I saw him. I recognised him immediately, and everything made sense.
All the questions I had been asking throughout the years were answered: Jesus knew what it was like to be a human, and he made a way for us to be with him because we couldn’t. He was in my Bible this whole time.
My old thinking patterns were gone, like a blank page, and I started seeing the world through Jesus’ eyes. I wanted to know more and more, so I started my studies at Israel College of the Bible.
I remember my first chapel, during worship, they started playing an Arabic song. All those years of pain, fear, hate and war washed off of me, like old dirty rags with every note they played and every word spoken…
That same language that terrified me so much before was the most beautiful thing I had ever heard.
That is the power of the gospel.
The gospel heals and cleans.
It turns enemies to more than mere friends.

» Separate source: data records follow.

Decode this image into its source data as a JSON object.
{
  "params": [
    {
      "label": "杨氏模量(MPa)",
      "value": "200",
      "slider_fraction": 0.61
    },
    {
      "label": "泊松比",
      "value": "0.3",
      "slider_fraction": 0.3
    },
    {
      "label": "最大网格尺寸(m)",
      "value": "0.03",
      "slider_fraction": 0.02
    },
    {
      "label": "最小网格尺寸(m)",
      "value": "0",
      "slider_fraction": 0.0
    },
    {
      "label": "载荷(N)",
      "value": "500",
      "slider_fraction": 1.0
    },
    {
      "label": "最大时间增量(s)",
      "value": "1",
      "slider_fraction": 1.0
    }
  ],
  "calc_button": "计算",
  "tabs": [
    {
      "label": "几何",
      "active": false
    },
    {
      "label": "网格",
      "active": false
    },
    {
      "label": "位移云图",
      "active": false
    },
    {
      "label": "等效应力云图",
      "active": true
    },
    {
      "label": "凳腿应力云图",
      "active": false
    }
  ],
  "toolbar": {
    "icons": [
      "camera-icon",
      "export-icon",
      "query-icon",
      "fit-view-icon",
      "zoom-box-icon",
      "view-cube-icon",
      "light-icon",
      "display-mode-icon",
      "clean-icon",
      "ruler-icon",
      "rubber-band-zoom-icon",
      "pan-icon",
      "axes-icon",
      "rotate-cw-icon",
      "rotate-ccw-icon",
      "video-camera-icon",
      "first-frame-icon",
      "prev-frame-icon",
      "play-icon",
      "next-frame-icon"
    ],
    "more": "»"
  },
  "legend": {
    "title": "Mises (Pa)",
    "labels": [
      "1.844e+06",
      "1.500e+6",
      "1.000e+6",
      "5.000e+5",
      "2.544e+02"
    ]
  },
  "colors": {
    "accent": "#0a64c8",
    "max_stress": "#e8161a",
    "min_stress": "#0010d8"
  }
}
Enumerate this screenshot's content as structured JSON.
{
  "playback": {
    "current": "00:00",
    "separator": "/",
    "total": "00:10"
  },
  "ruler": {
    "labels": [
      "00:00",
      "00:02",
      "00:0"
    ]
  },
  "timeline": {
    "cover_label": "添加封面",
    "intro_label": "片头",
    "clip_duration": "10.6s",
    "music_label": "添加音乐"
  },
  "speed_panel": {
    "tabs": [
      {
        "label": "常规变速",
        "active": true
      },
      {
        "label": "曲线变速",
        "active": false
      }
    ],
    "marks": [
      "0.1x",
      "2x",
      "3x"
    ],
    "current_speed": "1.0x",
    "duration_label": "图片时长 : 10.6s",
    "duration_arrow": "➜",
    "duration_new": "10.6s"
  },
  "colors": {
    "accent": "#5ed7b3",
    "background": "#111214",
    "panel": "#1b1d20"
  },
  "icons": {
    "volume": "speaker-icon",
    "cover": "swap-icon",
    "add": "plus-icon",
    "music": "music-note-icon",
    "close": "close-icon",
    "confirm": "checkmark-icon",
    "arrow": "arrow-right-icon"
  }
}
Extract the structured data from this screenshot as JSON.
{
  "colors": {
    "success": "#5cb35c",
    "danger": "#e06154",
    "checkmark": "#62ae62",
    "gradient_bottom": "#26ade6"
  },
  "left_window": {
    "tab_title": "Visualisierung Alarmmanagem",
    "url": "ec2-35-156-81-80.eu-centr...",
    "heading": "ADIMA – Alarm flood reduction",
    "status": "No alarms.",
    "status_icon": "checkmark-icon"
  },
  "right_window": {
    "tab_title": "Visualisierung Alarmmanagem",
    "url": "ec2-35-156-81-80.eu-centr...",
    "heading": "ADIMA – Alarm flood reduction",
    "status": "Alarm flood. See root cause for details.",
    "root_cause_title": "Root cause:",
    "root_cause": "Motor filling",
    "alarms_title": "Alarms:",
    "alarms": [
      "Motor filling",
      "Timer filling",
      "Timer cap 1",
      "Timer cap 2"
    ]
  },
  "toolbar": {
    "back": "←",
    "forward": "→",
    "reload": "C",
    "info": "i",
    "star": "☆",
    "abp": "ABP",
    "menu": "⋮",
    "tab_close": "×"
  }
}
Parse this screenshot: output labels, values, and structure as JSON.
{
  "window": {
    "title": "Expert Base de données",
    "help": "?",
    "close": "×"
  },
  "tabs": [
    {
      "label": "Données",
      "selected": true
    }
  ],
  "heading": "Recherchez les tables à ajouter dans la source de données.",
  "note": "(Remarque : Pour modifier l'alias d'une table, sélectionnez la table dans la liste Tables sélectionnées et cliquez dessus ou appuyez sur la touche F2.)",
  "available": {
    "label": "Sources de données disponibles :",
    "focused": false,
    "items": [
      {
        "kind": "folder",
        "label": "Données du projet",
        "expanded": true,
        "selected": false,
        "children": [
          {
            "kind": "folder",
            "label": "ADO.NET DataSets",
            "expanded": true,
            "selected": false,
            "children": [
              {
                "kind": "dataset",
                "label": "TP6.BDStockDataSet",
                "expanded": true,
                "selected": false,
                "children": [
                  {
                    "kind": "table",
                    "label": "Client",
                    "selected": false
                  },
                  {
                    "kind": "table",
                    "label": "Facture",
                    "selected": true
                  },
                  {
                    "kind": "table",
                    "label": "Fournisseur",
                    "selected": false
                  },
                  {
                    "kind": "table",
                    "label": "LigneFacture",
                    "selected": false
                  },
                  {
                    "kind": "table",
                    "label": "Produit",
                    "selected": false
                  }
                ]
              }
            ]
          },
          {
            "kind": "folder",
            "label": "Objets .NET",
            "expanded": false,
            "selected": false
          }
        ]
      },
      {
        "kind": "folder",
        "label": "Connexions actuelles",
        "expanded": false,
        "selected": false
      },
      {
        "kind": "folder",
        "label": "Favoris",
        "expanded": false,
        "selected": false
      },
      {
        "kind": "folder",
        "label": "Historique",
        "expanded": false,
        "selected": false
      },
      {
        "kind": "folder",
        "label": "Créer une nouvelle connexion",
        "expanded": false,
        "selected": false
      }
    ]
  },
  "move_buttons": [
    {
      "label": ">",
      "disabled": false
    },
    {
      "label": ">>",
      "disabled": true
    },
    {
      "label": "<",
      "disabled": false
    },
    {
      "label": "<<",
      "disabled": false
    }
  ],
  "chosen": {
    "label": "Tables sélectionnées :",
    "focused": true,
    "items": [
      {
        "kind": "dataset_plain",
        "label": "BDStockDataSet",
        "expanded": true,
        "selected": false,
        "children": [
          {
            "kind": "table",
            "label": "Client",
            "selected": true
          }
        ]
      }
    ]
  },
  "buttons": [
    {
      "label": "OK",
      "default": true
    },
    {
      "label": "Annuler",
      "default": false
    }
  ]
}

It make us one family.
I joined the media team at ONE FOR ISRAEL as a director, editor, and presenter about two years ago, where I could finally combine my two greatest loves in life: theology and media. We are a very small team, and we produce all the videos in our humble little studio here in Netanya.
We do testimonies of Israelis and English-speaking Jews from all over the world who met their Messiah. We also take the most frequently-asked questions and the most common objections against Jesus and tear them apart one by one in a series of apologetics videos, tackling the arguments from a philosophical, scientific, and biblical perspective.
For me it is much more than just videos, it is the start of the revolution!
You see, for 2000 years the Jewish religious leaders rejected Jesus and hid him from the people. They are the ones with full authority and power. They have the final word and they are the ones who can easily stop the gospel from being preached in Jewish communities. And throughout history, people claiming to be followers of Jesus made it easy for the rabbis to paint Jesus as the reason for all our troubles as a nation, as a traitor, as a forbidden name that you are not even allowed to pronounce.
But there is one thing that the rabbis have no control over. And that, my friends, is the internet.
It is neutral territory that leaves the gatekeepers powerless and opens a door that has been sealed for 2000 years.
The revolution in Israel
Israelis nowadays practically live on the internet. They are there, non-stop, 24/7. In fact, Israel is the leading nation when it comes to using YouTube and other social media, second only to Taiwan. The internet has become a land of its own, at the uttermost parts of the earth!
People are watching the videos and in numbers I wouldn’t have dared to dream of just a few years ago. Israel has around eight million citizens, and our Hebrew-language videos have already reached 18 million views. In total, worldwide, we have been able to reach more than 68 million views.
Now, almost everyone has been exposed to the gospel in one way or another. Even the most guarded sects within Orthodox Judaism can’t prevent their members from getting a smartphone. They all know it’s out there, the secret “forbidden chapters” of the Bible like Isaiah 53 and Daniel 9 are no longer a secret. The truth about Jesus pops up on their Facebook News Feed, on Instagram, and on YouTube videos… in their own language, spoken to them by their own people.
Jesus made Aliyah*! He is no longer a foreign idea. And his name is Yeshua again.
* “Making Aliyah” means to “go up” – it is the term we use for Jewish people returning to the land of Israel.